The provision in question, known as the “safety valve,” allows certain nonviolent drug offenders to avoid mandatory minimum sentences if they meet specific criteria related to their criminal history. The dispute centers on whether the word “and” in the provision requires offenders to satisfy all three criminal history rules or if they can avoid a harsher sentence as long as they don’t meet all three requirements.
Mark Pulsifer, who was convicted for distributing methamphetamine, brought the case. His lawyers argue that he should not be subject to the 15-year mandatory minimum because he only satisfies two of the requirements and does not have a prior two-point violent offense.
The Justice Department contends that having any of the prior offenses should result in offenders facing the mandatory minimum sentence. Lower courts have been divided on how to interpret the law, leading to inconsistent sentencing outcomes.

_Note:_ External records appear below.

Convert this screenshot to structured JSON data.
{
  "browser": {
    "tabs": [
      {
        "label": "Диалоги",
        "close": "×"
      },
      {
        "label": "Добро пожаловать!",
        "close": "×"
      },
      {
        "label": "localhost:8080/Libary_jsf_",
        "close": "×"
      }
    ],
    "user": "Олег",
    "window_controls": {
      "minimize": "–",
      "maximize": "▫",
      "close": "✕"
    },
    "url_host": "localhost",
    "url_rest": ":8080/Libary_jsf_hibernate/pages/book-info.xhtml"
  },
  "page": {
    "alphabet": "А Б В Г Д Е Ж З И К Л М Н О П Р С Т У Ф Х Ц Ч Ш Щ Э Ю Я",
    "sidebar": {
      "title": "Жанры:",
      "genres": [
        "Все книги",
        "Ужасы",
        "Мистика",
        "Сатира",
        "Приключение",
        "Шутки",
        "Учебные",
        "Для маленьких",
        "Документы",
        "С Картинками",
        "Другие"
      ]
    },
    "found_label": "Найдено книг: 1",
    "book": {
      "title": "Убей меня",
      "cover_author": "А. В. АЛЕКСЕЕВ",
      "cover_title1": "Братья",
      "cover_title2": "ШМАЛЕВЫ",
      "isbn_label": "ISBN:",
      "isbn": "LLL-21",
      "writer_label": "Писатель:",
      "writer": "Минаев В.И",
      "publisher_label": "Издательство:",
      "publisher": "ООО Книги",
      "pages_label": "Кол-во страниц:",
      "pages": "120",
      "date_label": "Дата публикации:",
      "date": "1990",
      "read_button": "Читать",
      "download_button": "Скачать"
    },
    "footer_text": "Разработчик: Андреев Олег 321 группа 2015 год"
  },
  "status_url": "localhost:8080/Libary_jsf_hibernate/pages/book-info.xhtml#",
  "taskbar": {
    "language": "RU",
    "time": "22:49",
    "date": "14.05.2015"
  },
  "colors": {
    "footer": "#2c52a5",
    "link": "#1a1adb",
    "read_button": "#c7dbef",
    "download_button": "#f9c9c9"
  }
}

If the Supreme Court rules in favor of Pulsifer, it could potentially impact more than 10,000 people who have been sentenced since the First Step Act took effect. The court will hear oral arguments in the case on October 2, 2023, and a ruling is expected before the end of the court’s term in June 2024.
The First Step Act, signed into law by former President Donald Trump, aims to reform criminal justice rules, reduce federal sentences, and improve conditions in federal prisons. It has been estimated that approximately 2,000 people each year will receive prison sentences that are 20% shorter due to the law’s provisions on mandatory minimums.
Pulsifer’s case highlights the ongoing debate over the interpretation and application of criminal justice reform laws, and the Supreme Court’s ruling will have significant implications for the future of sentencing in drug-related offenses.